**WHAT IS EXPECTED:** Going through the entries below, count each line containing the word "heading". Report the number only.
━━━━━ LISTED RECORDS
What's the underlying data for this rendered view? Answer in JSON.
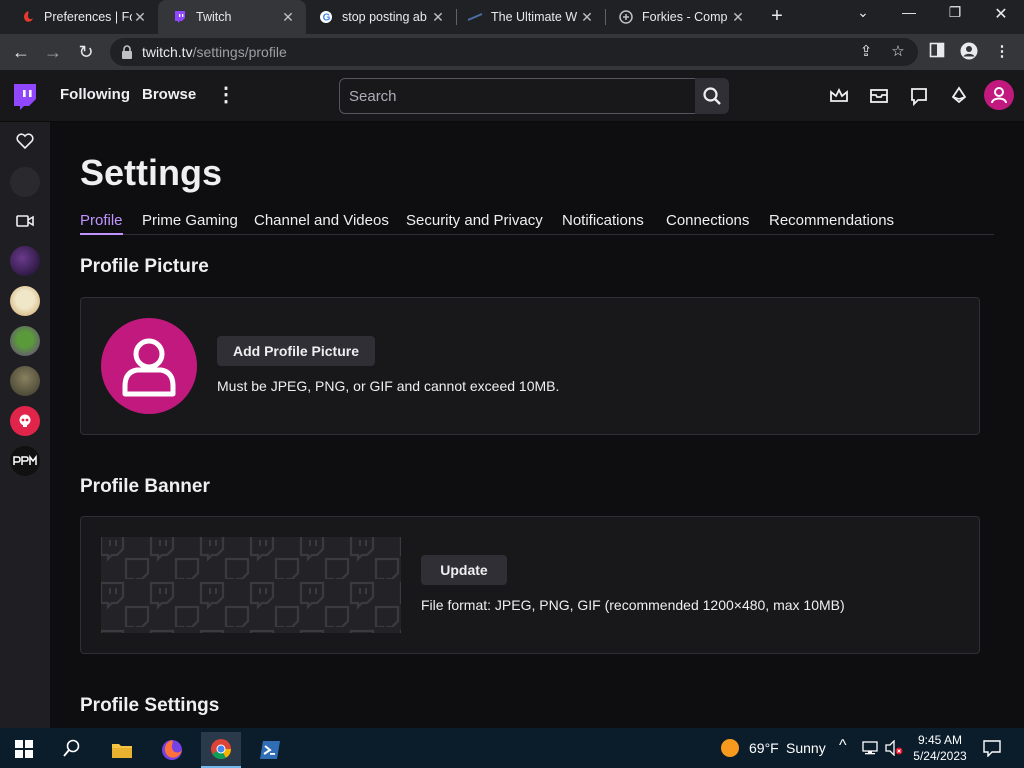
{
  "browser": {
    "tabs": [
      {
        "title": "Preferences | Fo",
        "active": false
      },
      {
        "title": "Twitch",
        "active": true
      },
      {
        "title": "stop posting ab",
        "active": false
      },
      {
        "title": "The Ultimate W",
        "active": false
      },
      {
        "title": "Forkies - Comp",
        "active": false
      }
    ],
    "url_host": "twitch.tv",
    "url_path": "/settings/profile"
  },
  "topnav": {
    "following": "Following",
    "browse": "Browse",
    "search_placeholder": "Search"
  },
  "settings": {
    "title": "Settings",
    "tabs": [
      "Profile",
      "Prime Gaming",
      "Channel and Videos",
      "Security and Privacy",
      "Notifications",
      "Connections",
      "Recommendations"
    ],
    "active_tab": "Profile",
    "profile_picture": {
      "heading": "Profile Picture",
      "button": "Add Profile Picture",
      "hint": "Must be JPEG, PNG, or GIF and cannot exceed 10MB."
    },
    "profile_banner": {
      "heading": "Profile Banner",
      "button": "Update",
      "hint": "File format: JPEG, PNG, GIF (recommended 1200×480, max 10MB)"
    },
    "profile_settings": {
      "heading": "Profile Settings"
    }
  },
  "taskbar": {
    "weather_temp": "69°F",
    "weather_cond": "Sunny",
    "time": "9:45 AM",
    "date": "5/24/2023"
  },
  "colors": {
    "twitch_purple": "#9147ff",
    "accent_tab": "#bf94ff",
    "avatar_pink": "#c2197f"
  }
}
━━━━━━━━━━
**EXERCISE SOLUTION:** 3